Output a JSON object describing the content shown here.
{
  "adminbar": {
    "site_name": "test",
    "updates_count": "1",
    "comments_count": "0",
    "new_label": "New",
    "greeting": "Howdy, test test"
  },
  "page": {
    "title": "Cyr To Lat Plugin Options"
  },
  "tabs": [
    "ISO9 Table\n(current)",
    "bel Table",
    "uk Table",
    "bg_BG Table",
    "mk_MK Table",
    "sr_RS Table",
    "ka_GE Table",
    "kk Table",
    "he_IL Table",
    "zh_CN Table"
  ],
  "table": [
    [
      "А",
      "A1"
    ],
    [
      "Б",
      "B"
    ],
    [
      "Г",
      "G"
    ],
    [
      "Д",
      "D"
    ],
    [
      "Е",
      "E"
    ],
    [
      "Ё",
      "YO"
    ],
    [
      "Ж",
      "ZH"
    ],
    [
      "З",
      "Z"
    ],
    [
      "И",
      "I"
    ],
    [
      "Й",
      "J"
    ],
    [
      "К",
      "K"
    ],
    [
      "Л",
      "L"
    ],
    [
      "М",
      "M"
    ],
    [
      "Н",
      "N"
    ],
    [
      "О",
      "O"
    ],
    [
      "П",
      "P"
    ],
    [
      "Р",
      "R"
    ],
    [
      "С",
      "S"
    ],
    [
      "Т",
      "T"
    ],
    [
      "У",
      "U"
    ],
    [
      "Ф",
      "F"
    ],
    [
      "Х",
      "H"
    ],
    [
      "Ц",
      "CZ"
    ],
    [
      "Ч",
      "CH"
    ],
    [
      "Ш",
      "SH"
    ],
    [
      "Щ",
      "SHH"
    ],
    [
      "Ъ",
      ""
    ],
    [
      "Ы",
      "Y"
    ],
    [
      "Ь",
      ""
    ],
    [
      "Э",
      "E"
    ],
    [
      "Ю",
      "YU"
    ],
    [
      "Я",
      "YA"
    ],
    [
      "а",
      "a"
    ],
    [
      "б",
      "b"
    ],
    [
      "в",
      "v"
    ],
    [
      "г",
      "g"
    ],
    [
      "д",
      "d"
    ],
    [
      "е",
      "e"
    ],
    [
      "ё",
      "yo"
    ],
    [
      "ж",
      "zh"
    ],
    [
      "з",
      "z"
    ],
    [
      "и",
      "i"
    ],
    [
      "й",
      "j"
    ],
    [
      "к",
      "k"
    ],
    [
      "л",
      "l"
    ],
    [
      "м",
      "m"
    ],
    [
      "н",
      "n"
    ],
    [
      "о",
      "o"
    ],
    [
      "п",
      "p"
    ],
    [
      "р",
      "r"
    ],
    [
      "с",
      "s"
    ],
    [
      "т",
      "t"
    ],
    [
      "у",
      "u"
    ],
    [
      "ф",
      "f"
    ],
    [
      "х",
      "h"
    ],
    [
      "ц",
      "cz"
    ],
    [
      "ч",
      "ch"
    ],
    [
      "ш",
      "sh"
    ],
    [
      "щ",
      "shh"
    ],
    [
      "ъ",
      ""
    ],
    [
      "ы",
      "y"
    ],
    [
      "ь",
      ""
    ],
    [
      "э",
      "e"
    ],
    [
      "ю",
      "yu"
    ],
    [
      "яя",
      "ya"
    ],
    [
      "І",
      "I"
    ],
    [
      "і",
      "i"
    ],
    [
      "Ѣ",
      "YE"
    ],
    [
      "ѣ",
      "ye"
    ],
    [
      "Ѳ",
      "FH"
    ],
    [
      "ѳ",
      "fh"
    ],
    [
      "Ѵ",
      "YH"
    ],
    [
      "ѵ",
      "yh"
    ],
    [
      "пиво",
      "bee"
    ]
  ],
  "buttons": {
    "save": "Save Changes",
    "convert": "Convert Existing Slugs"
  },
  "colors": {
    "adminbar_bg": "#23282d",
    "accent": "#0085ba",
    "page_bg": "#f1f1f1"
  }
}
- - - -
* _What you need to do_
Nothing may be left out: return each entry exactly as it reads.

* _Response_
Output a JSON object describing the content shown here.
{
  "adminbar": {
    "site_name": "test",
    "updates_count": "1",
    "comments_count": "0",
    "new_label": "New",
    "greeting": "Howdy, test test"
  },
  "page": {
    "title": "Cyr To Lat Plugin Options"
  },
  "tabs": [
    "ISO9 Table\n(current)",
    "bel Table",
    "uk Table",
    "bg_BG Table",
    "mk_MK Table",
    "sr_RS Table",
    "ka_GE Table",
    "kk Table",
    "he_IL Table",
    "zh_CN Table"
  ],
  "table": [
    [
      "А",
      "A1"
    ],
    [
      "Б",
      "B"
    ],
    [
      "Г",
      "G"
    ],
    [
      "Д",
      "D"
    ],
    [
      "Е",
      "E"
    ],
    [
      "Ё",
      "YO"
    ],
    [
      "Ж",
      "ZH"
    ],
    [
      "З",
      "Z"
    ],
    [
      "И",
      "I"
    ],
    [
      "Й",
      "J"
    ],
    [
      "К",
      "K"
    ],
    [
      "Л",
      "L"
    ],
    [
      "М",
      "M"
    ],
    [
      "Н",
      "N"
    ],
    [
      "О",
      "O"
    ],
    [
      "П",
      "P"
    ],
    [
      "Р",
      "R"
    ],
    [
      "С",
      "S"
    ],
    [
      "Т",
      "T"
    ],
    [
      "У",
      "U"
    ],
    [
      "Ф",
      "F"
    ],
    [
      "Х",
      "H"
    ],
    [
      "Ц",
      "CZ"
    ],
    [
      "Ч",
      "CH"
    ],
    [
      "Ш",
      "SH"
    ],
    [
      "Щ",
      "SHH"
    ],
    [
      "Ъ",
      ""
    ],
    [
      "Ы",
      "Y"
    ],
    [
      "Ь",
      ""
    ],
    [
      "Э",
      "E"
    ],
    [
      "Ю",
      "YU"
    ],
    [
      "Я",
      "YA"
    ],
    [
      "а",
      "a"
    ],
    [
      "б",
      "b"
    ],
    [
      "в",
      "v"
    ],
    [
      "г",
      "g"
    ],
    [
      "д",
      "d"
    ],
    [
      "е",
      "e"
    ],
    [
      "ё",
      "yo"
    ],
    [
      "ж",
      "zh"
    ],
    [
      "з",
      "z"
    ],
    [
      "и",
      "i"
    ],
    [
      "й",
      "j"
    ],
    [
      "к",
      "k"
    ],
    [
      "л",
      "l"
    ],
    [
      "м",
      "m"
    ],
    [
      "н",
      "n"
    ],
    [
      "о",
      "o"
    ],
    [
      "п",
      "p"
    ],
    [
      "р",
      "r"
    ],
    [
      "с",
      "s"
    ],
    [
      "т",
      "t"
    ],
    [
      "у",
      "u"
    ],
    [
      "ф",
      "f"
    ],
    [
      "х",
      "h"
    ],
    [
      "ц",
      "cz"
    ],
    [
      "ч",
      "ch"
    ],
    [
      "ш",
      "sh"
    ],
    [
      "щ",
      "shh"
    ],
    [
      "ъ",
      ""
    ],
    [
      "ы",
      "y"
    ],
    [
      "ь",
      ""
    ],
    [
      "э",
      "e"
    ],
    [
      "ю",
      "yu"
    ],
    [
      "яя",
      "ya"
    ],
    [
      "І",
      "I"
    ],
    [
      "і",
      "i"
    ],
    [
      "Ѣ",
      "YE"
    ],
    [
      "ѣ",
      "ye"
    ],
    [
      "Ѳ",
      "FH"
    ],
    [
      "ѳ",
      "fh"
    ],
    [
      "Ѵ",
      "YH"
    ],
    [
      "ѵ",
      "yh"
    ],
    [
      "пиво",
      "bee"
    ]
  ],
  "buttons": {
    "save": "Save Changes",
    "convert": "Convert Existing Slugs"
  },
  "colors": {
    "adminbar_bg": "#23282d",
    "accent": "#0085ba",
    "page_bg": "#f1f1f1"
  }
}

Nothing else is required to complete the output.